## Data for processing
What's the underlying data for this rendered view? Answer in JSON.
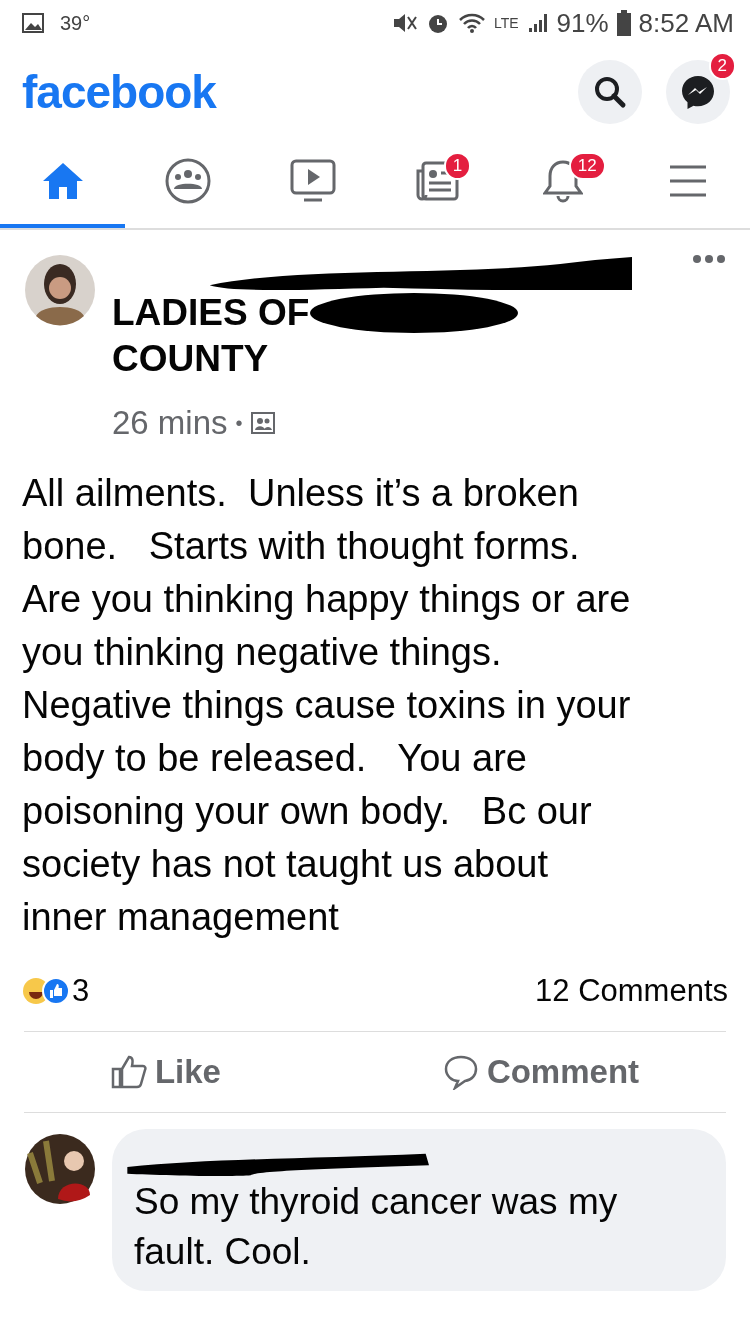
{
  "status_bar": {
    "temperature": "39°",
    "network": "LTE",
    "battery": "91%",
    "time": "8:52 AM"
  },
  "header": {
    "logo": "facebook",
    "messenger_badge": "2"
  },
  "tabs": [
    {
      "kind": "home",
      "selected": true
    },
    {
      "kind": "groups",
      "selected": false
    },
    {
      "kind": "watch",
      "selected": false
    },
    {
      "kind": "news",
      "selected": false,
      "badge": "1"
    },
    {
      "kind": "notifications",
      "selected": false,
      "badge": "12"
    },
    {
      "kind": "menu",
      "selected": false
    }
  ],
  "post": {
    "title_lines": [
      "LADIES OF",
      "COUNTY"
    ],
    "time": "26 mins",
    "separator": "•",
    "body": "All ailments.  Unless it’s a broken\nbone.   Starts with thought forms.\nAre you thinking happy things or are\nyou thinking negative things.\nNegative things cause toxins in your\nbody to be released.   You are\npoisoning your own body.   Bc our\nsociety has not taught us about\ninner management",
    "reaction_count": "3",
    "comments_count": "12 Comments",
    "actions": [
      "Like",
      "Comment"
    ]
  },
  "comment": {
    "text": "So my thyroid cancer was my\nfault. Cool."
  }
}
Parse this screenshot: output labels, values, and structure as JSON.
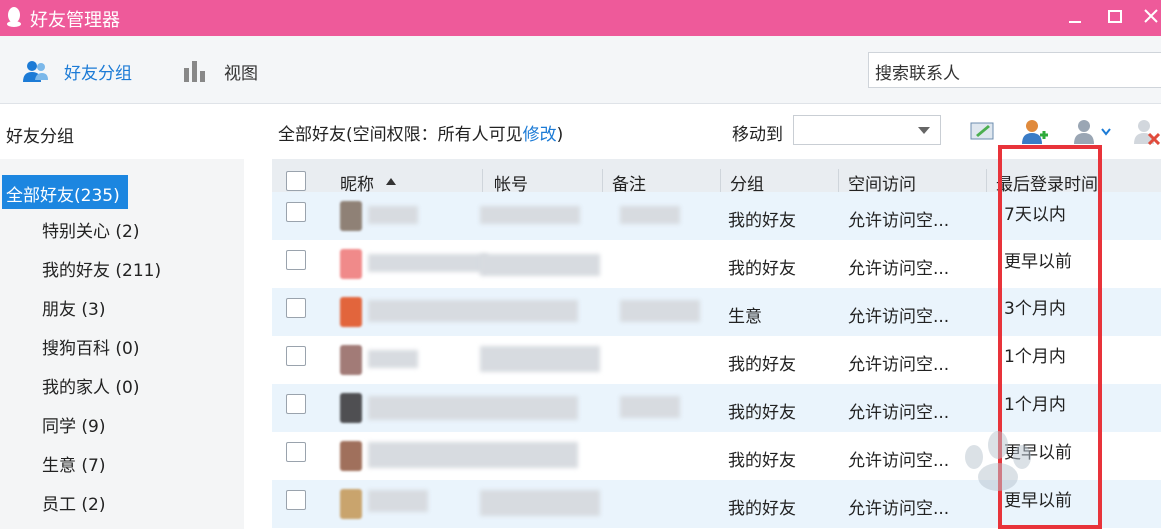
{
  "window": {
    "title": "好友管理器"
  },
  "toolbar": {
    "groups_label": "好友分组",
    "view_label": "视图"
  },
  "search": {
    "placeholder": "搜索联系人"
  },
  "sidebar": {
    "header": "好友分组",
    "groups": [
      {
        "label": "全部好友(235)",
        "selected": true
      },
      {
        "label": "特别关心 (2)"
      },
      {
        "label": "我的好友 (211)"
      },
      {
        "label": "朋友 (3)"
      },
      {
        "label": "搜狗百科 (0)"
      },
      {
        "label": "我的家人 (0)"
      },
      {
        "label": "同学 (9)"
      },
      {
        "label": "生意 (7)"
      },
      {
        "label": "员工 (2)"
      }
    ]
  },
  "main": {
    "scope_prefix": "全部好友(空间权限：所有人可见",
    "scope_edit": "修改",
    "scope_suffix": ")",
    "move_to_label": "移动到",
    "columns": {
      "nickname": "昵称",
      "account": "帐号",
      "remark": "备注",
      "group": "分组",
      "space": "空间访问",
      "last_login": "最后登录时间"
    },
    "rows": [
      {
        "group": "我的好友",
        "space": "允许访问空...",
        "last_login": "7天以内"
      },
      {
        "group": "我的好友",
        "space": "允许访问空...",
        "last_login": "更早以前"
      },
      {
        "group": "生意",
        "space": "允许访问空...",
        "last_login": "3个月内"
      },
      {
        "group": "我的好友",
        "space": "允许访问空...",
        "last_login": "1个月内"
      },
      {
        "group": "我的好友",
        "space": "允许访问空...",
        "last_login": "1个月内"
      },
      {
        "group": "我的好友",
        "space": "允许访问空...",
        "last_login": "更早以前"
      },
      {
        "group": "我的好友",
        "space": "允许访问空...",
        "last_login": "更早以前"
      }
    ]
  },
  "colors": {
    "titlebar": "#ee5a9a",
    "accent": "#1c86e0",
    "highlight_box": "#e8333a"
  }
}
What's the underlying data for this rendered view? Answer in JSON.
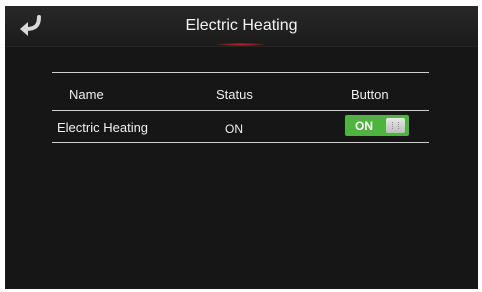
{
  "header": {
    "title": "Electric Heating",
    "back_icon": "back-arrow-icon"
  },
  "table": {
    "columns": [
      "Name",
      "Status",
      "Button"
    ],
    "rows": [
      {
        "name": "Electric Heating",
        "status": "ON",
        "toggle_label": "ON",
        "toggle_on": true
      }
    ]
  },
  "colors": {
    "background": "#161616",
    "text": "#f0f0f0",
    "toggle_on": "#4db53e",
    "title_accent": "#d0202a"
  }
}
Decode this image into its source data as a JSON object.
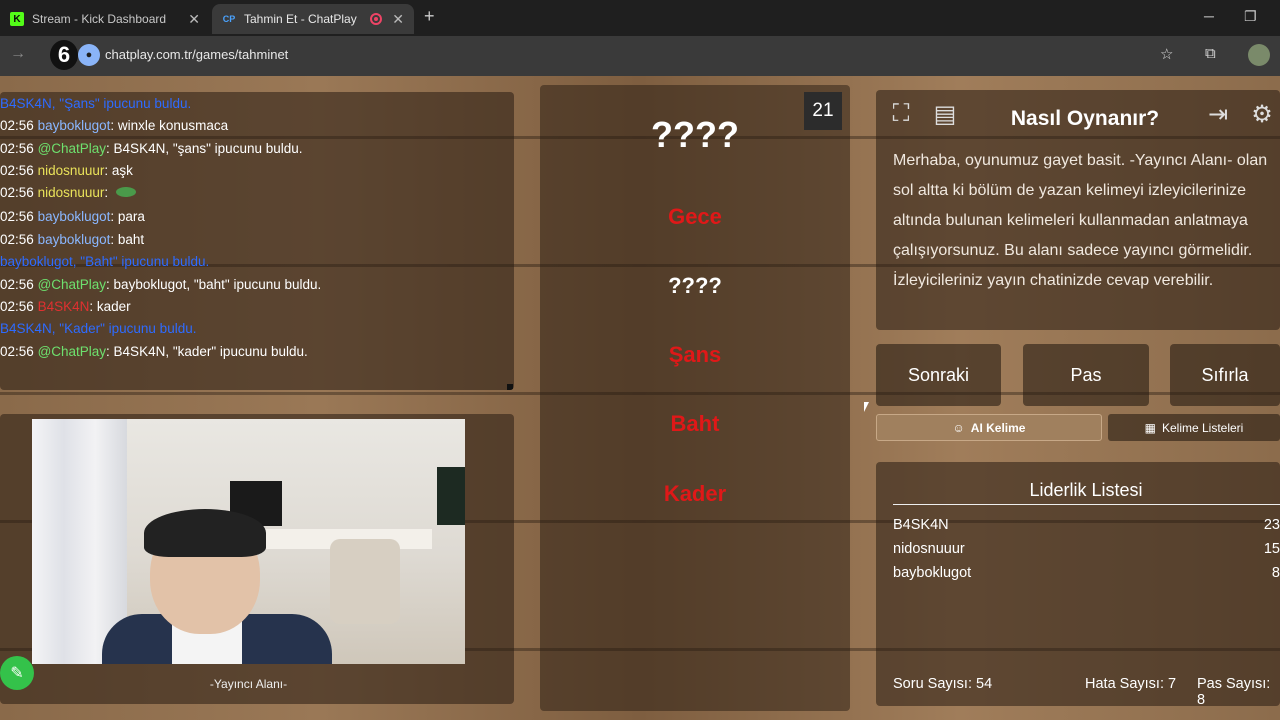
{
  "browser": {
    "tabs": [
      {
        "title": "Stream - Kick Dashboard",
        "favicon": "K"
      },
      {
        "title": "Tahmin Et - ChatPlay",
        "favicon": "CP"
      }
    ],
    "badge": "6",
    "url": "chatplay.com.tr/games/tahminet"
  },
  "chat": {
    "lines": [
      {
        "time": "",
        "user": "",
        "text": "B4SK4N, \"Şans\" ipucunu buldu.",
        "type": "system"
      },
      {
        "time": "02:56",
        "user": "bayboklugot",
        "text": ": winxle konusmaca",
        "type": "blue"
      },
      {
        "time": "02:56",
        "user": "@ChatPlay",
        "text": ": B4SK4N, \"şans\" ipucunu buldu.",
        "type": "green"
      },
      {
        "time": "02:56",
        "user": "nidosnuuur",
        "text": ": aşk",
        "type": "yellow"
      },
      {
        "time": "02:56",
        "user": "nidosnuuur",
        "text": ":",
        "type": "yellow"
      },
      {
        "time": "02:56",
        "user": "bayboklugot",
        "text": ": para",
        "type": "blue"
      },
      {
        "time": "02:56",
        "user": "bayboklugot",
        "text": ": baht",
        "type": "blue"
      },
      {
        "time": "",
        "user": "",
        "text": "bayboklugot, \"Baht\" ipucunu buldu.",
        "type": "system"
      },
      {
        "time": "02:56",
        "user": "@ChatPlay",
        "text": ": bayboklugot, \"baht\" ipucunu buldu.",
        "type": "green"
      },
      {
        "time": "02:56",
        "user": "B4SK4N",
        "text": ": kader",
        "type": "red"
      },
      {
        "time": "",
        "user": "",
        "text": "B4SK4N, \"Kader\" ipucunu buldu.",
        "type": "system"
      },
      {
        "time": "02:56",
        "user": "@ChatPlay",
        "text": ": B4SK4N, \"kader\" ipucunu buldu.",
        "type": "green"
      }
    ]
  },
  "streamer": {
    "label": "-Yayıncı Alanı-"
  },
  "game": {
    "counter": "21",
    "words": [
      {
        "text": "????",
        "style": "hidden-large"
      },
      {
        "text": "Gece",
        "style": "found"
      },
      {
        "text": "????",
        "style": "hidden"
      },
      {
        "text": "Şans",
        "style": "found"
      },
      {
        "text": "Baht",
        "style": "found"
      },
      {
        "text": "Kader",
        "style": "found"
      }
    ]
  },
  "info": {
    "title": "Nasıl Oynanır?",
    "text": "Merhaba, oyunumuz gayet basit. -Yayıncı Alanı- olan sol altta ki bölüm de yazan kelimeyi izleyicilerinize altında bulunan kelimeleri kullanmadan anlatmaya çalışıyorsunuz. Bu alanı sadece yayıncı görmelidir. İzleyicileriniz yayın chatinizde cevap verebilir."
  },
  "controls": {
    "next": "Sonraki",
    "pass": "Pas",
    "reset": "Sıfırla",
    "ai_word": "AI Kelime",
    "word_lists": "Kelime Listeleri"
  },
  "leaderboard": {
    "title": "Liderlik Listesi",
    "rows": [
      {
        "name": "B4SK4N",
        "score": "23"
      },
      {
        "name": "nidosnuuur",
        "score": "15"
      },
      {
        "name": "bayboklugot",
        "score": "8"
      }
    ],
    "questions": "Soru Sayısı: 54",
    "errors": "Hata Sayısı: 7",
    "passes": "Pas Sayısı: 8"
  },
  "colors": {
    "found_word": "#e01818",
    "system_msg": "#2e6bff",
    "accent_green": "#34c24a"
  }
}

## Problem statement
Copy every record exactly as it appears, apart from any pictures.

## Finished task
What's the underlying data for this rendered view? Answer in JSON.
{
  "status_bar": {
    "temperature": "39°",
    "network": "LTE",
    "battery": "91%",
    "time": "8:52 AM"
  },
  "header": {
    "logo": "facebook",
    "messenger_badge": "2"
  },
  "tabs": [
    {
      "kind": "home",
      "selected": true
    },
    {
      "kind": "groups",
      "selected": false
    },
    {
      "kind": "watch",
      "selected": false
    },
    {
      "kind": "news",
      "selected": false,
      "badge": "1"
    },
    {
      "kind": "notifications",
      "selected": false,
      "badge": "12"
    },
    {
      "kind": "menu",
      "selected": false
    }
  ],
  "post": {
    "title_lines": [
      "LADIES OF",
      "COUNTY"
    ],
    "time": "26 mins",
    "separator": "•",
    "body": "All ailments.  Unless it’s a broken\nbone.   Starts with thought forms.\nAre you thinking happy things or are\nyou thinking negative things.\nNegative things cause toxins in your\nbody to be released.   You are\npoisoning your own body.   Bc our\nsociety has not taught us about\ninner management",
    "reaction_count": "3",
    "comments_count": "12 Comments",
    "actions": [
      "Like",
      "Comment"
    ]
  },
  "comment": {
    "text": "So my thyroid cancer was my\nfault. Cool."
  }
}
Parse this screenshot: output labels, values, and structure as JSON.
{
  "window": {
    "title": "好友管理器"
  },
  "toolbar": {
    "groups_label": "好友分组",
    "view_label": "视图"
  },
  "search": {
    "placeholder": "搜索联系人"
  },
  "sidebar": {
    "header": "好友分组",
    "groups": [
      {
        "label": "全部好友(235)",
        "selected": true
      },
      {
        "label": "特别关心 (2)"
      },
      {
        "label": "我的好友 (211)"
      },
      {
        "label": "朋友 (3)"
      },
      {
        "label": "搜狗百科 (0)"
      },
      {
        "label": "我的家人 (0)"
      },
      {
        "label": "同学 (9)"
      },
      {
        "label": "生意 (7)"
      },
      {
        "label": "员工 (2)"
      }
    ]
  },
  "main": {
    "scope_prefix": "全部好友(空间权限：所有人可见",
    "scope_edit": "修改",
    "scope_suffix": ")",
    "move_to_label": "移动到",
    "columns": {
      "nickname": "昵称",
      "account": "帐号",
      "remark": "备注",
      "group": "分组",
      "space": "空间访问",
      "last_login": "最后登录时间"
    },
    "rows": [
      {
        "group": "我的好友",
        "space": "允许访问空...",
        "last_login": "7天以内"
      },
      {
        "group": "我的好友",
        "space": "允许访问空...",
        "last_login": "更早以前"
      },
      {
        "group": "生意",
        "space": "允许访问空...",
        "last_login": "3个月内"
      },
      {
        "group": "我的好友",
        "space": "允许访问空...",
        "last_login": "1个月内"
      },
      {
        "group": "我的好友",
        "space": "允许访问空...",
        "last_login": "1个月内"
      },
      {
        "group": "我的好友",
        "space": "允许访问空...",
        "last_login": "更早以前"
      },
      {
        "group": "我的好友",
        "space": "允许访问空...",
        "last_login": "更早以前"
      }
    ]
  },
  "colors": {
    "titlebar": "#ee5a9a",
    "accent": "#1c86e0",
    "highlight_box": "#e8333a"
  }
}
What's the underlying data for this rendered view? Answer in JSON.
{
  "header": {
    "title": "Electric Heating",
    "back_icon": "back-arrow-icon"
  },
  "table": {
    "columns": [
      "Name",
      "Status",
      "Button"
    ],
    "rows": [
      {
        "name": "Electric Heating",
        "status": "ON",
        "toggle_label": "ON",
        "toggle_on": true
      }
    ]
  },
  "colors": {
    "background": "#161616",
    "text": "#f0f0f0",
    "toggle_on": "#4db53e",
    "title_accent": "#d0202a"
  }
}
Decode this image into its source data as a JSON object.
{
  "browser": {
    "tabs": [
      {
        "title": "Stream - Kick Dashboard",
        "favicon": "K"
      },
      {
        "title": "Tahmin Et - ChatPlay",
        "favicon": "CP"
      }
    ],
    "badge": "6",
    "url": "chatplay.com.tr/games/tahminet"
  },
  "chat": {
    "lines": [
      {
        "time": "",
        "user": "",
        "text": "B4SK4N, \"Şans\" ipucunu buldu.",
        "type": "system"
      },
      {
        "time": "02:56",
        "user": "bayboklugot",
        "text": ": winxle konusmaca",
        "type": "blue"
      },
      {
        "time": "02:56",
        "user": "@ChatPlay",
        "text": ": B4SK4N, \"şans\" ipucunu buldu.",
        "type": "green"
      },
      {
        "time": "02:56",
        "user": "nidosnuuur",
        "text": ": aşk",
        "type": "yellow"
      },
      {
        "time": "02:56",
        "user": "nidosnuuur",
        "text": ":",
        "type": "yellow"
      },
      {
        "time": "02:56",
        "user": "bayboklugot",
        "text": ": para",
        "type": "blue"
      },
      {
        "time": "02:56",
        "user": "bayboklugot",
        "text": ": baht",
        "type": "blue"
      },
      {
        "time": "",
        "user": "",
        "text": "bayboklugot, \"Baht\" ipucunu buldu.",
        "type": "system"
      },
      {
        "time": "02:56",
        "user": "@ChatPlay",
        "text": ": bayboklugot, \"baht\" ipucunu buldu.",
        "type": "green"
      },
      {
        "time": "02:56",
        "user": "B4SK4N",
        "text": ": kader",
        "type": "red"
      },
      {
        "time": "",
        "user": "",
        "text": "B4SK4N, \"Kader\" ipucunu buldu.",
        "type": "system"
      },
      {
        "time": "02:56",
        "user": "@ChatPlay",
        "text": ": B4SK4N, \"kader\" ipucunu buldu.",
        "type": "green"
      }
    ]
  },
  "streamer": {
    "label": "-Yayıncı Alanı-"
  },
  "game": {
    "counter": "21",
    "words": [
      {
        "text": "????",
        "style": "hidden-large"
      },
      {
        "text": "Gece",
        "style": "found"
      },
      {
        "text": "????",
        "style": "hidden"
      },
      {
        "text": "Şans",
        "style": "found"
      },
      {
        "text": "Baht",
        "style": "found"
      },
      {
        "text": "Kader",
        "style": "found"
      }
    ]
  },
  "info": {
    "title": "Nasıl Oynanır?",
    "text": "Merhaba, oyunumuz gayet basit. -Yayıncı Alanı- olan sol altta ki bölüm de yazan kelimeyi izleyicilerinize altında bulunan kelimeleri kullanmadan anlatmaya çalışıyorsunuz. Bu alanı sadece yayıncı görmelidir. İzleyicileriniz yayın chatinizde cevap verebilir."
  },
  "controls": {
    "next": "Sonraki",
    "pass": "Pas",
    "reset": "Sıfırla",
    "ai_word": "AI Kelime",
    "word_lists": "Kelime Listeleri"
  },
  "leaderboard": {
    "title": "Liderlik Listesi",
    "rows": [
      {
        "name": "B4SK4N",
        "score": "23"
      },
      {
        "name": "nidosnuuur",
        "score": "15"
      },
      {
        "name": "bayboklugot",
        "score": "8"
      }
    ],
    "questions": "Soru Sayısı: 54",
    "errors": "Hata Sayısı: 7",
    "passes": "Pas Sayısı: 8"
  },
  "colors": {
    "found_word": "#e01818",
    "system_msg": "#2e6bff",
    "accent_green": "#34c24a"
  }
}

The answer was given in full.